Even in the country called the greatest nation on earth, the USA, we continue to see these double standards too in everyday politics. Remember when Barack Obama cried in his last campaign speech in Iowa, there were cheers and emotions from the crowd. The mainstream media called it strong (literally) and many other average Americans said, it showed how much he truly loves the country he serves. I also remember sharing that video on Facebook with the caption, “Truly what it takes to be President,” but when Hillary Clinton cried once during a campaign stop in the 2008 elections, “She was mocked and her motivation second-guessed” (Farmer).
While we see all of these double standards in our national and world politics, some of us are still of the view that there actually exists no form of sexism in political media, that it is just an idea which feminists have. An article in the “Georgetown Public Policy Review” authored by Professor Lawless and Hayes argues that, the idea that sexualizing female politicians in the media affects their political career is just something that feminists “made up.” Lawless and Hayes went on to argue that, “People care more about political party than gender when evaluating and deciding on candidates” (Lawless and Hayes).The bias of this argument is so obvious and too narrow minded–and so drifted from the realities on the political ground/media.

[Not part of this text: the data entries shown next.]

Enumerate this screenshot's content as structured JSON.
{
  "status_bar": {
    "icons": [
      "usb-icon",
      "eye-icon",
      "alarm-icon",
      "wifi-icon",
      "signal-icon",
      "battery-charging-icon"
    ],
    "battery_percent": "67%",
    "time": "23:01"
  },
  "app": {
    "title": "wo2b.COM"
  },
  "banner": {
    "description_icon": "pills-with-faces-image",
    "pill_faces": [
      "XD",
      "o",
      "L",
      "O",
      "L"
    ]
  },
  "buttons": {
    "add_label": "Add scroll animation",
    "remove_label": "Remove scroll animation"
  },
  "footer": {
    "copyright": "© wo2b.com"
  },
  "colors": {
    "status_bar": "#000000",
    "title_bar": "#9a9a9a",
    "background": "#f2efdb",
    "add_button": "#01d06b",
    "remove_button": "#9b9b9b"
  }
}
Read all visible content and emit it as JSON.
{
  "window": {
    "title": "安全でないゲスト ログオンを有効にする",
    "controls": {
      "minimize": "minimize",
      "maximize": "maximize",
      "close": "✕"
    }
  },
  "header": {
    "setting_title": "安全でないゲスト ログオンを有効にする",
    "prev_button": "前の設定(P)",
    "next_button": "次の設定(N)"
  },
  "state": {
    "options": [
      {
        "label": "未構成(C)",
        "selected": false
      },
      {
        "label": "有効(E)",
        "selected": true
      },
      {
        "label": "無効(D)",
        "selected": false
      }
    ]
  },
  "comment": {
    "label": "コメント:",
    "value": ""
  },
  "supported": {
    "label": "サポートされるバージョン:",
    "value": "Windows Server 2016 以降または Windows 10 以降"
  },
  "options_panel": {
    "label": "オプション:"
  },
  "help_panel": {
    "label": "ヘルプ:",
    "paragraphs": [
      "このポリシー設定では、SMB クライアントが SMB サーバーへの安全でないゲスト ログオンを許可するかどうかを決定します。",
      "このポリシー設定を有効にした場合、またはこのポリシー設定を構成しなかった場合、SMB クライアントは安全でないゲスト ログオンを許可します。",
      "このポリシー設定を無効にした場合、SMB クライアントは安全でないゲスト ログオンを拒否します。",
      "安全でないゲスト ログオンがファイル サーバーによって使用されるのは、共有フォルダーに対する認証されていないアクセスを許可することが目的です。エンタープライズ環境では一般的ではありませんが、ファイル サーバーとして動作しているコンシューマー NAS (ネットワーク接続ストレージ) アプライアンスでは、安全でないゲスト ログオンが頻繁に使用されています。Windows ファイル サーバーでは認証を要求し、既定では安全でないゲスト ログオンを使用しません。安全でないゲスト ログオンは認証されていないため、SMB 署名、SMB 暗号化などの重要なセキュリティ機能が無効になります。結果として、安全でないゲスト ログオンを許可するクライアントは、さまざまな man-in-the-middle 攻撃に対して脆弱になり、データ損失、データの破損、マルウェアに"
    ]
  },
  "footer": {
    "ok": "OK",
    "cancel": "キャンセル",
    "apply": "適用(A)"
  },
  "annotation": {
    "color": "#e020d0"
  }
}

The argument on the double standards and sexism in media politics is not a feminist notion. It is a reality; a reality that affects the careers of female politicians. Many female politicians in the limelight have tried to appear more to society’s expectations of them. They have tried to get away from the “nagging” voice to appear more feminine. Some have changed their dress styles to look more feminine, some have even changed their hairstyles to win the hearts of the mainstream media who have so much power in influencing public decision. But even in this, they get name-called. When she acts too cool and feminine, a woman politician is often called too “feminine” for politics, and when she acts tough, strong and smart on the campaign trail, she is often described as too “unfeminine.” The emotional damage and break that this name-calling, political media evaluations, mockery, and abuse that female politicians face in politics is exactly one of the reasons why we have a smaller percentage of women in politics all over the world. In the USA, the country that champions women’s rights and empowerment, it is interesting to note that the 144th congress of the USA is “comprised of nearly twenty percent women” (Bump). How fair is it that women are half of our society but make just fifth of Congress?
This article was written in August last year.
By Isatou S Barry